A faithful copy without images is required: write out all the records exactly.
====================
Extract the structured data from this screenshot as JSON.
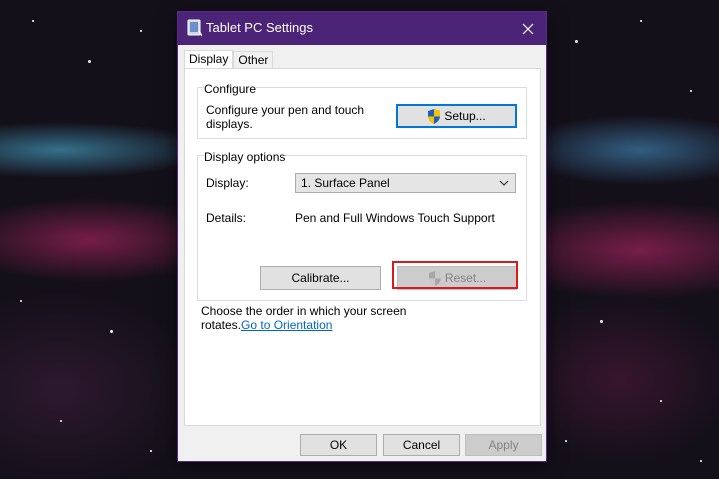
{
  "window": {
    "title": "Tablet PC Settings",
    "title_bar_color": "#4b2377"
  },
  "tabs": [
    {
      "label": "Display",
      "active": true
    },
    {
      "label": "Other",
      "active": false
    }
  ],
  "configure": {
    "group_label": "Configure",
    "description": "Configure your pen and touch displays.",
    "setup_label": "Setup..."
  },
  "display_options": {
    "group_label": "Display options",
    "display_label": "Display:",
    "display_value": "1. Surface Panel",
    "details_label": "Details:",
    "details_value": "Pen and Full Windows Touch Support",
    "calibrate_label": "Calibrate...",
    "reset_label": "Reset..."
  },
  "orientation": {
    "text": "Choose the order in which your screen rotates.",
    "link_text": "Go to Orientation"
  },
  "footer": {
    "ok_label": "OK",
    "cancel_label": "Cancel",
    "apply_label": "Apply"
  },
  "highlight_color": "#d8191e"
}
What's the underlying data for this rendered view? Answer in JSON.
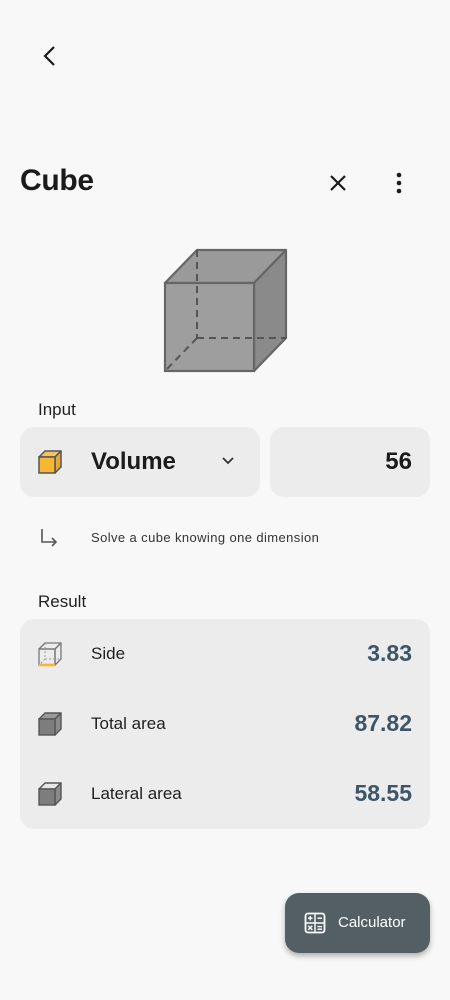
{
  "header": {
    "back_icon": "arrow-back-icon",
    "title": "Cube",
    "close_icon": "close-icon",
    "more_icon": "more-vert-icon"
  },
  "figure": {
    "icon": "cube-diagram"
  },
  "input": {
    "section_label": "Input",
    "dimension_selected": "Volume",
    "dimension_icon": "cube-volume-icon",
    "dropdown_icon": "chevron-down-icon",
    "value": "56",
    "hint_icon": "subdirectory-arrow-icon",
    "hint": "Solve a cube knowing one dimension"
  },
  "result": {
    "section_label": "Result",
    "rows": [
      {
        "icon": "cube-side-icon",
        "label": "Side",
        "value": "3.83"
      },
      {
        "icon": "cube-total-area-icon",
        "label": "Total area",
        "value": "87.82"
      },
      {
        "icon": "cube-lateral-area-icon",
        "label": "Lateral area",
        "value": "58.55"
      }
    ]
  },
  "fab": {
    "icon": "calculator-icon",
    "label": "Calculator"
  },
  "colors": {
    "background": "#f8f8f8",
    "card": "#ececec",
    "result_value": "#3d5568",
    "accent": "#f7b733",
    "fab": "#545f65"
  }
}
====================
**EXERCISE RESPONSE**
Extract the structured data from this screenshot as JSON.
{
  "window": {
    "title": "Tablet PC Settings",
    "title_bar_color": "#4b2377"
  },
  "tabs": [
    {
      "label": "Display",
      "active": true
    },
    {
      "label": "Other",
      "active": false
    }
  ],
  "configure": {
    "group_label": "Configure",
    "description": "Configure your pen and touch displays.",
    "setup_label": "Setup..."
  },
  "display_options": {
    "group_label": "Display options",
    "display_label": "Display:",
    "display_value": "1. Surface Panel",
    "details_label": "Details:",
    "details_value": "Pen and Full Windows Touch Support",
    "calibrate_label": "Calibrate...",
    "reset_label": "Reset..."
  },
  "orientation": {
    "text": "Choose the order in which your screen rotates.",
    "link_text": "Go to Orientation"
  },
  "footer": {
    "ok_label": "OK",
    "cancel_label": "Cancel",
    "apply_label": "Apply"
  },
  "highlight_color": "#d8191e"
}
What's the underlying data for this rendered view? Answer in JSON.
{
  "header": {
    "back_icon": "arrow-back-icon",
    "title": "Cube",
    "close_icon": "close-icon",
    "more_icon": "more-vert-icon"
  },
  "figure": {
    "icon": "cube-diagram"
  },
  "input": {
    "section_label": "Input",
    "dimension_selected": "Volume",
    "dimension_icon": "cube-volume-icon",
    "dropdown_icon": "chevron-down-icon",
    "value": "56",
    "hint_icon": "subdirectory-arrow-icon",
    "hint": "Solve a cube knowing one dimension"
  },
  "result": {
    "section_label": "Result",
    "rows": [
      {
        "icon": "cube-side-icon",
        "label": "Side",
        "value": "3.83"
      },
      {
        "icon": "cube-total-area-icon",
        "label": "Total area",
        "value": "87.82"
      },
      {
        "icon": "cube-lateral-area-icon",
        "label": "Lateral area",
        "value": "58.55"
      }
    ]
  },
  "fab": {
    "icon": "calculator-icon",
    "label": "Calculator"
  },
  "colors": {
    "background": "#f8f8f8",
    "card": "#ececec",
    "result_value": "#3d5568",
    "accent": "#f7b733",
    "fab": "#545f65"
  }
}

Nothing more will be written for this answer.